ASSIGNMENT
Because the pictures are not wanted, reproduce the rest of the records below exactly as they stand.

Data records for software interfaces
※ ※ ※
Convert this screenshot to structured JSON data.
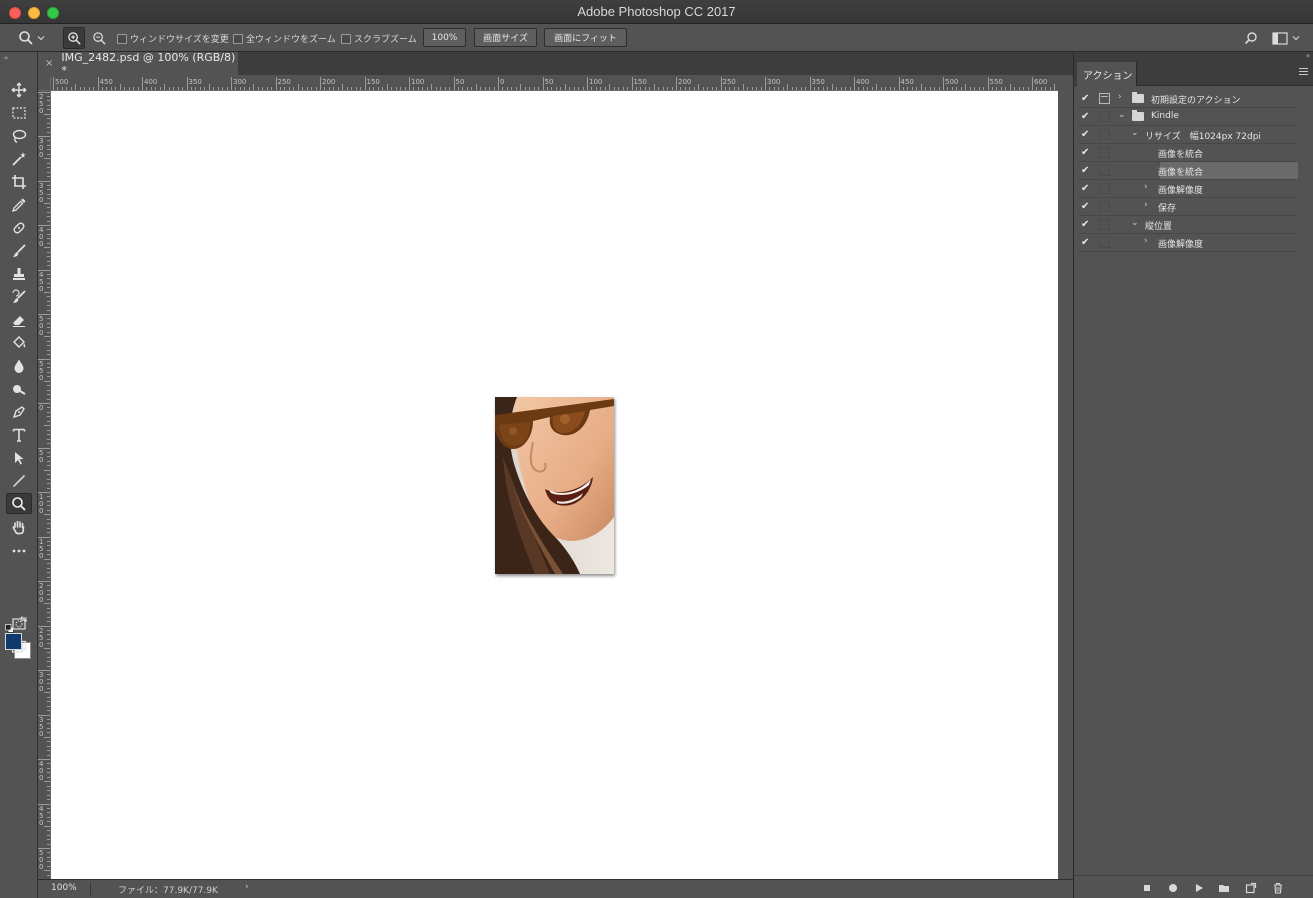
{
  "window": {
    "title": "Adobe Photoshop CC 2017"
  },
  "options_bar": {
    "resize_windows_label": "ウィンドウサイズを変更",
    "zoom_all_windows_label": "全ウィンドウをズーム",
    "scrubby_zoom_label": "スクラブズーム",
    "zoom_100_label": "100%",
    "fit_screen_label": "画面サイズ",
    "fill_screen_label": "画面にフィット"
  },
  "document": {
    "tab_title": "IMG_2482.psd @ 100% (RGB/8) *",
    "close_glyph": "×"
  },
  "ruler": {
    "h_labels": [
      "500",
      "450",
      "400",
      "350",
      "300",
      "250",
      "200",
      "150",
      "100",
      "50",
      "0",
      "50",
      "100",
      "150",
      "200",
      "250",
      "300",
      "350",
      "400",
      "450",
      "500",
      "550",
      "600"
    ],
    "v_labels": [
      "50",
      "100",
      "150",
      "200",
      "250",
      "300",
      "350",
      "400",
      "450",
      "500",
      "550",
      "0",
      "50",
      "100",
      "150",
      "200",
      "250",
      "300",
      "350",
      "400",
      "450",
      "500",
      "550"
    ]
  },
  "status_bar": {
    "zoom": "100%",
    "file_info": "ファイル：77.9K/77.9K",
    "arrow": "›"
  },
  "actions_panel": {
    "tab_label": "アクション",
    "rows": [
      {
        "check": "✔",
        "dialog": true,
        "indent": 0,
        "expanded": false,
        "folder": true,
        "label": "初期設定のアクション"
      },
      {
        "check": "✔",
        "dialog": false,
        "indent": 0,
        "expanded": true,
        "folder": true,
        "label": "Kindle"
      },
      {
        "check": "✔",
        "dialog": false,
        "indent": 1,
        "expanded": true,
        "folder": false,
        "label": "リサイズ　幅1024px 72dpi"
      },
      {
        "check": "✔",
        "dialog": false,
        "indent": 2,
        "expanded": null,
        "folder": false,
        "label": "画像を統合"
      },
      {
        "check": "✔",
        "dialog": false,
        "indent": 2,
        "expanded": null,
        "folder": false,
        "label": "画像を統合",
        "selected": true
      },
      {
        "check": "✔",
        "dialog": false,
        "indent": 2,
        "expanded": false,
        "folder": false,
        "label": "画像解像度"
      },
      {
        "check": "✔",
        "dialog": false,
        "indent": 2,
        "expanded": false,
        "folder": false,
        "label": "保存"
      },
      {
        "check": "✔",
        "dialog": false,
        "indent": 1,
        "expanded": true,
        "folder": false,
        "label": "縦位置"
      },
      {
        "check": "✔",
        "dialog": false,
        "indent": 2,
        "expanded": false,
        "folder": false,
        "label": "画像解像度"
      }
    ]
  },
  "colors": {
    "foreground": "#0e3a6c",
    "background": "#ffffff",
    "ui_bg": "#535353",
    "canvas": "#ffffff"
  },
  "icons": {
    "toolbox": [
      "move-icon",
      "marquee-icon",
      "lasso-icon",
      "magic-wand-icon",
      "crop-icon",
      "eyedropper-icon",
      "healing-brush-icon",
      "brush-icon",
      "clone-stamp-icon",
      "history-brush-icon",
      "eraser-icon",
      "paint-bucket-icon",
      "blur-icon",
      "dodge-icon",
      "pen-icon",
      "type-icon",
      "path-selection-icon",
      "line-icon",
      "zoom-icon",
      "hand-icon",
      "more-tools-icon"
    ]
  }
}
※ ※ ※
WRITTEN RESPONSE
Convert this screenshot to structured JSON data.
{
  "window": {
    "title": "Adobe Photoshop CC 2017"
  },
  "options_bar": {
    "resize_windows_label": "ウィンドウサイズを変更",
    "zoom_all_windows_label": "全ウィンドウをズーム",
    "scrubby_zoom_label": "スクラブズーム",
    "zoom_100_label": "100%",
    "fit_screen_label": "画面サイズ",
    "fill_screen_label": "画面にフィット"
  },
  "document": {
    "tab_title": "IMG_2482.psd @ 100% (RGB/8) *",
    "close_glyph": "×"
  },
  "ruler": {
    "h_labels": [
      "500",
      "450",
      "400",
      "350",
      "300",
      "250",
      "200",
      "150",
      "100",
      "50",
      "0",
      "50",
      "100",
      "150",
      "200",
      "250",
      "300",
      "350",
      "400",
      "450",
      "500",
      "550",
      "600"
    ],
    "v_labels": [
      "50",
      "100",
      "150",
      "200",
      "250",
      "300",
      "350",
      "400",
      "450",
      "500",
      "550",
      "0",
      "50",
      "100",
      "150",
      "200",
      "250",
      "300",
      "350",
      "400",
      "450",
      "500",
      "550"
    ]
  },
  "status_bar": {
    "zoom": "100%",
    "file_info": "ファイル：77.9K/77.9K",
    "arrow": "›"
  },
  "actions_panel": {
    "tab_label": "アクション",
    "rows": [
      {
        "check": "✔",
        "dialog": true,
        "indent": 0,
        "expanded": false,
        "folder": true,
        "label": "初期設定のアクション"
      },
      {
        "check": "✔",
        "dialog": false,
        "indent": 0,
        "expanded": true,
        "folder": true,
        "label": "Kindle"
      },
      {
        "check": "✔",
        "dialog": false,
        "indent": 1,
        "expanded": true,
        "folder": false,
        "label": "リサイズ　幅1024px 72dpi"
      },
      {
        "check": "✔",
        "dialog": false,
        "indent": 2,
        "expanded": null,
        "folder": false,
        "label": "画像を統合"
      },
      {
        "check": "✔",
        "dialog": false,
        "indent": 2,
        "expanded": null,
        "folder": false,
        "label": "画像を統合",
        "selected": true
      },
      {
        "check": "✔",
        "dialog": false,
        "indent": 2,
        "expanded": false,
        "folder": false,
        "label": "画像解像度"
      },
      {
        "check": "✔",
        "dialog": false,
        "indent": 2,
        "expanded": false,
        "folder": false,
        "label": "保存"
      },
      {
        "check": "✔",
        "dialog": false,
        "indent": 1,
        "expanded": true,
        "folder": false,
        "label": "縦位置"
      },
      {
        "check": "✔",
        "dialog": false,
        "indent": 2,
        "expanded": false,
        "folder": false,
        "label": "画像解像度"
      }
    ]
  },
  "colors": {
    "foreground": "#0e3a6c",
    "background": "#ffffff",
    "ui_bg": "#535353",
    "canvas": "#ffffff"
  },
  "icons": {
    "toolbox": [
      "move-icon",
      "marquee-icon",
      "lasso-icon",
      "magic-wand-icon",
      "crop-icon",
      "eyedropper-icon",
      "healing-brush-icon",
      "brush-icon",
      "clone-stamp-icon",
      "history-brush-icon",
      "eraser-icon",
      "paint-bucket-icon",
      "blur-icon",
      "dodge-icon",
      "pen-icon",
      "type-icon",
      "path-selection-icon",
      "line-icon",
      "zoom-icon",
      "hand-icon",
      "more-tools-icon"
    ]
  }
}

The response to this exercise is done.